▶ Task:
Everything in the records must be copied exactly, apart from the pictures.

▶ Provided data:
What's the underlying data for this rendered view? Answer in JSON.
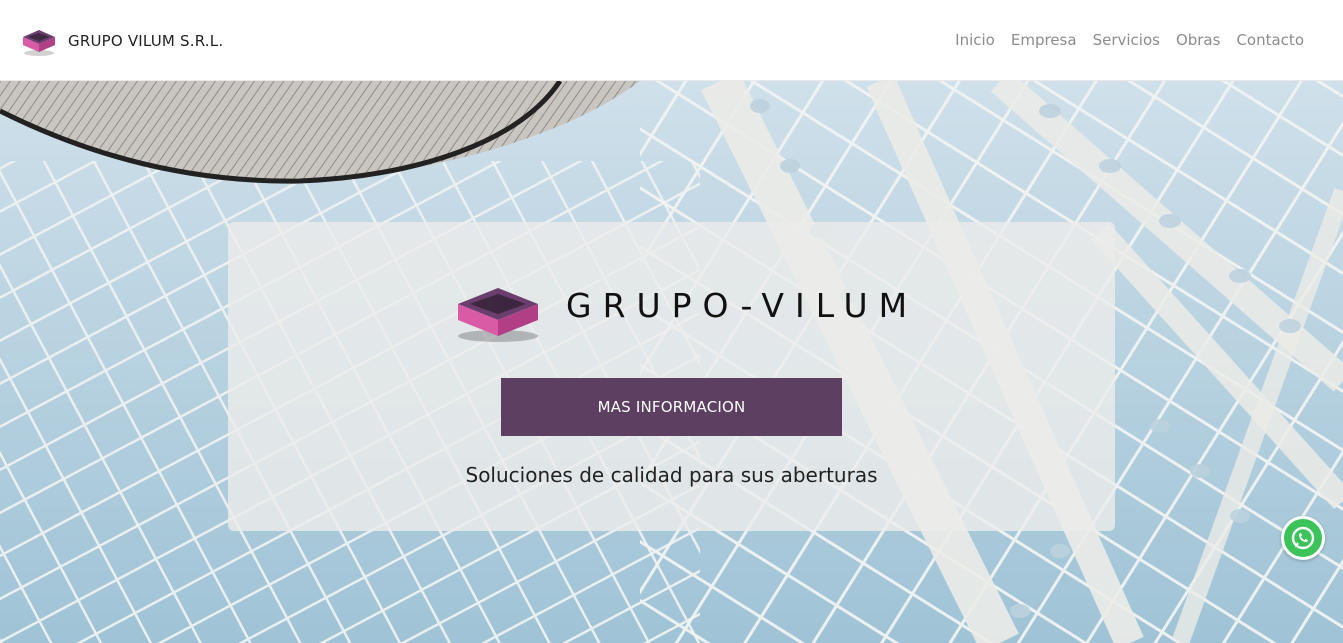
{
  "header": {
    "brand_name": "GRUPO VILUM S.R.L.",
    "nav": [
      "Inicio",
      "Empresa",
      "Servicios",
      "Obras",
      "Contacto"
    ]
  },
  "hero": {
    "title": "GRUPO-VILUM",
    "cta_label": "MAS INFORMACION",
    "tagline": "Soluciones de calidad para sus aberturas"
  },
  "colors": {
    "accent": "#5c3f61",
    "logo_pink": "#d95ba6",
    "logo_purple": "#6a3f6e",
    "whatsapp": "#3cc35a"
  },
  "icons": {
    "brand": "box-logo-icon",
    "whatsapp": "whatsapp-icon"
  }
}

▶ Solution for this problem:
What's the underlying data for this rendered view? Answer in JSON.
{
  "header": {
    "brand_name": "GRUPO VILUM S.R.L.",
    "nav": [
      "Inicio",
      "Empresa",
      "Servicios",
      "Obras",
      "Contacto"
    ]
  },
  "hero": {
    "title": "GRUPO-VILUM",
    "cta_label": "MAS INFORMACION",
    "tagline": "Soluciones de calidad para sus aberturas"
  },
  "colors": {
    "accent": "#5c3f61",
    "logo_pink": "#d95ba6",
    "logo_purple": "#6a3f6e",
    "whatsapp": "#3cc35a"
  },
  "icons": {
    "brand": "box-logo-icon",
    "whatsapp": "whatsapp-icon"
  }
}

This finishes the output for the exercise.